[WHAT IS EXPECTED] List all lines in the material below that contain "Ctrl".

[GIVEN INFORMATION]
◆ ◆ ◆ ◆

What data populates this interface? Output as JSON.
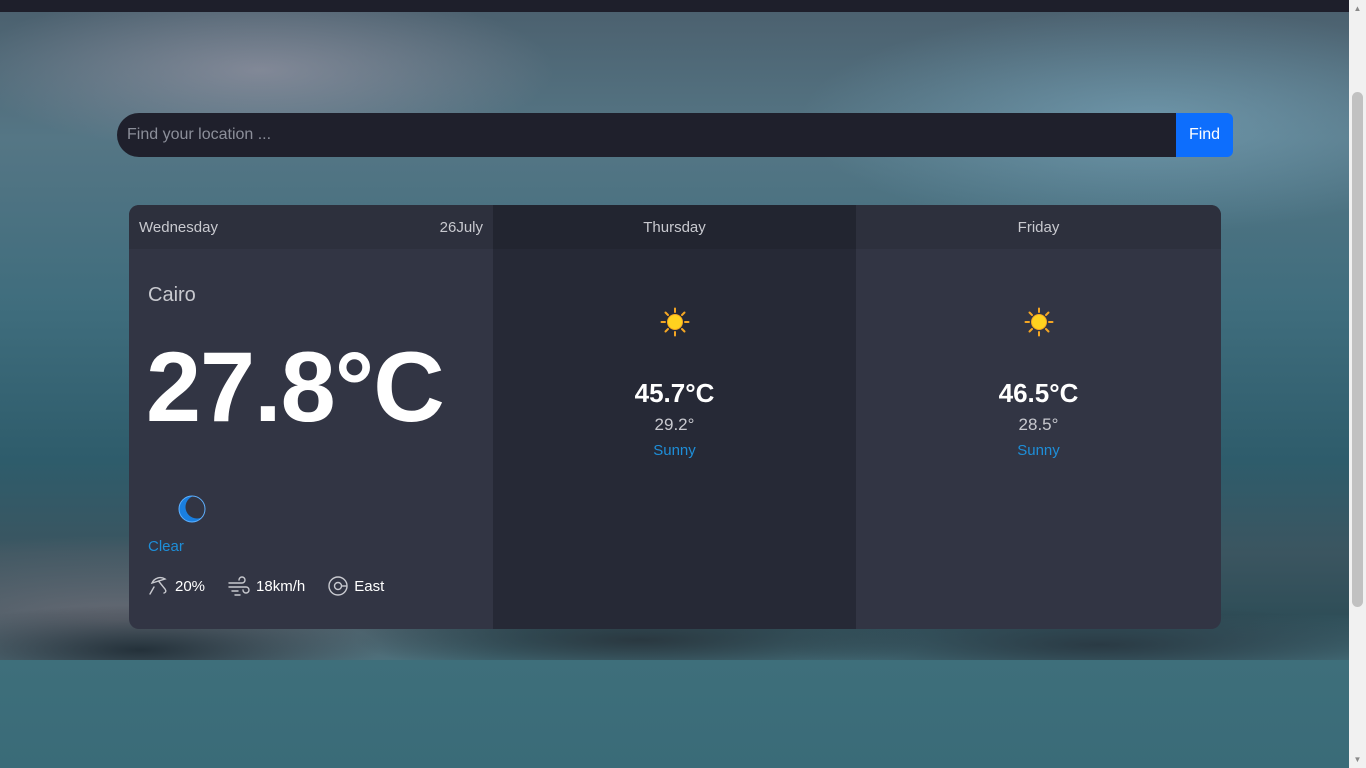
{
  "search": {
    "placeholder": "Find your location ...",
    "button_label": "Find"
  },
  "today": {
    "day": "Wednesday",
    "date": "26July",
    "city": "Cairo",
    "temp": "27.8°C",
    "condition": "Clear",
    "condition_icon": "moon-icon",
    "humidity": "20%",
    "wind_speed": "18km/h",
    "wind_direction": "East"
  },
  "forecast": [
    {
      "day": "Thursday",
      "max": "45.7°C",
      "min": "29.2°",
      "condition": "Sunny",
      "icon": "sun-icon"
    },
    {
      "day": "Friday",
      "max": "46.5°C",
      "min": "28.5°",
      "condition": "Sunny",
      "icon": "sun-icon"
    }
  ],
  "colors": {
    "accent": "#0d6efd",
    "condition_text": "#1e8ed8",
    "card_dark": "#262936",
    "card_light": "#323544"
  }
}
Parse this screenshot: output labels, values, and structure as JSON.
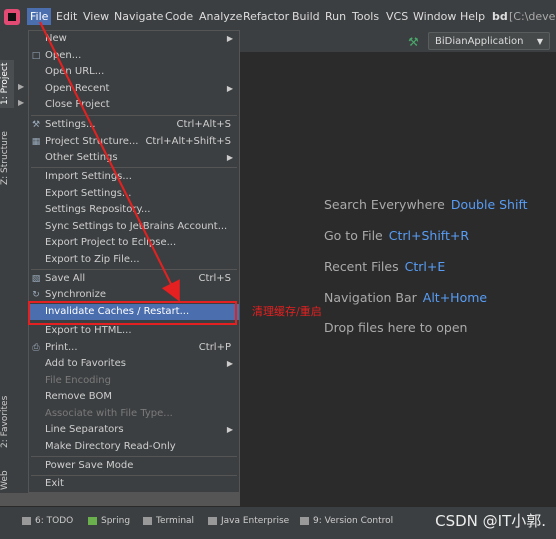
{
  "menubar": {
    "items": [
      "File",
      "Edit",
      "View",
      "Navigate",
      "Code",
      "Analyze",
      "Refactor",
      "Build",
      "Run",
      "Tools",
      "VCS",
      "Window",
      "Help"
    ],
    "project_label": "bd",
    "path": "[C:\\develop"
  },
  "toolbar": {
    "run_config": "BiDianApplication"
  },
  "left_tabs": {
    "project": "1: Project",
    "structure": "Z: Structure",
    "favorites": "2: Favorites",
    "web": "Web"
  },
  "file_menu": {
    "new": "New",
    "open": "Open...",
    "open_url": "Open URL...",
    "open_recent": "Open Recent",
    "close_project": "Close Project",
    "settings": "Settings...",
    "settings_shortcut": "Ctrl+Alt+S",
    "project_structure": "Project Structure...",
    "project_structure_shortcut": "Ctrl+Alt+Shift+S",
    "other_settings": "Other Settings",
    "import_settings": "Import Settings...",
    "export_settings": "Export Settings...",
    "settings_repository": "Settings Repository...",
    "sync_settings": "Sync Settings to JetBrains Account...",
    "export_eclipse": "Export Project to Eclipse...",
    "export_zip": "Export to Zip File...",
    "save_all": "Save All",
    "save_all_shortcut": "Ctrl+S",
    "synchronize": "Synchronize",
    "invalidate": "Invalidate Caches / Restart...",
    "export_html": "Export to HTML...",
    "print": "Print...",
    "print_shortcut": "Ctrl+P",
    "add_favorites": "Add to Favorites",
    "file_encoding": "File Encoding",
    "remove_bom": "Remove BOM",
    "associate_file_type": "Associate with File Type...",
    "line_separators": "Line Separators",
    "make_read_only": "Make Directory Read-Only",
    "power_save": "Power Save Mode",
    "exit": "Exit"
  },
  "editor_hints": [
    {
      "label": "Search Everywhere",
      "key": "Double Shift"
    },
    {
      "label": "Go to File",
      "key": "Ctrl+Shift+R"
    },
    {
      "label": "Recent Files",
      "key": "Ctrl+E"
    },
    {
      "label": "Navigation Bar",
      "key": "Alt+Home"
    },
    {
      "label": "Drop files here to open",
      "key": ""
    }
  ],
  "bottom_tabs": [
    "6: TODO",
    "Spring",
    "Terminal",
    "Java Enterprise",
    "9: Version Control"
  ],
  "annotation": {
    "note": "清理缓存/重启",
    "color": "#e52020"
  },
  "watermark": "CSDN @IT小郭.",
  "colors": {
    "highlight": "#4b6eaf",
    "key": "#589df6",
    "bg": "#2b2b2b",
    "panel": "#3c3f41"
  }
}
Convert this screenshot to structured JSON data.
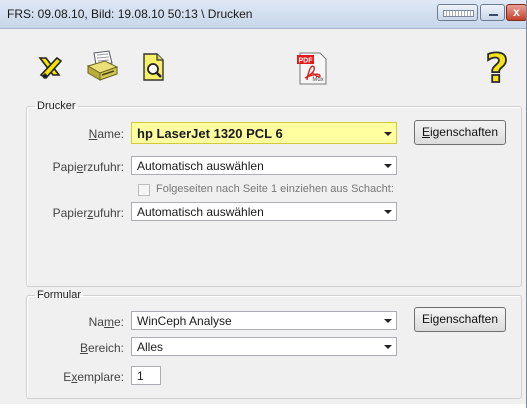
{
  "window": {
    "title": "FRS: 09.08.10,  Bild: 19.08.10  50:13 \\ Drucken",
    "close_glyph": "x"
  },
  "toolbar": {
    "icons": [
      "cancel-icon",
      "print-icon",
      "print-preview-icon",
      "pdf-mdx-icon",
      "help-icon"
    ],
    "pdf_label": "PDF",
    "pdf_sublabel": "Mdx",
    "help_glyph": "?"
  },
  "printer_group": {
    "legend": "Drucker",
    "name_label_pre": "",
    "name_label_key": "N",
    "name_label_post": "ame:",
    "name_value": "hp LaserJet 1320 PCL 6",
    "properties_pre": "",
    "properties_key": "E",
    "properties_post": "igenschaften",
    "feed1_label_pre": "Papi",
    "feed1_label_key": "e",
    "feed1_label_post": "rzufuhr:",
    "feed1_value": "Automatisch auswählen",
    "checkbox_label": "Folgeseiten nach Seite 1 einziehen aus Schacht:",
    "checkbox_checked": false,
    "feed2_label_pre": "Papier",
    "feed2_label_key": "z",
    "feed2_label_post": "ufuhr:",
    "feed2_value": "Automatisch auswählen"
  },
  "form_group": {
    "legend": "Formular",
    "name_label_pre": "Na",
    "name_label_key": "m",
    "name_label_post": "e:",
    "name_value": "WinCeph Analyse",
    "properties_pre": "Ei",
    "properties_key": "g",
    "properties_post": "enschaften",
    "range_label_pre": "",
    "range_label_key": "B",
    "range_label_post": "ereich:",
    "range_value": "Alles",
    "copies_label_pre": "E",
    "copies_label_key": "x",
    "copies_label_post": "emplare:",
    "copies_value": "1"
  },
  "colors": {
    "highlight_field": "#ffff9f",
    "window_bg": "#f0f0f0",
    "titlebar": "#c6d6ea",
    "close_button": "#c7412b"
  }
}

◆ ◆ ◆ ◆

[FINAL ANSWER]
    "settings_shortcut": "Ctrl+Alt+S",
    "project_structure_shortcut": "Ctrl+Alt+Shift+S",
    "save_all_shortcut": "Ctrl+S",
    "print_shortcut": "Ctrl+P",
      "key": "Ctrl+Shift+R"
      "key": "Ctrl+E"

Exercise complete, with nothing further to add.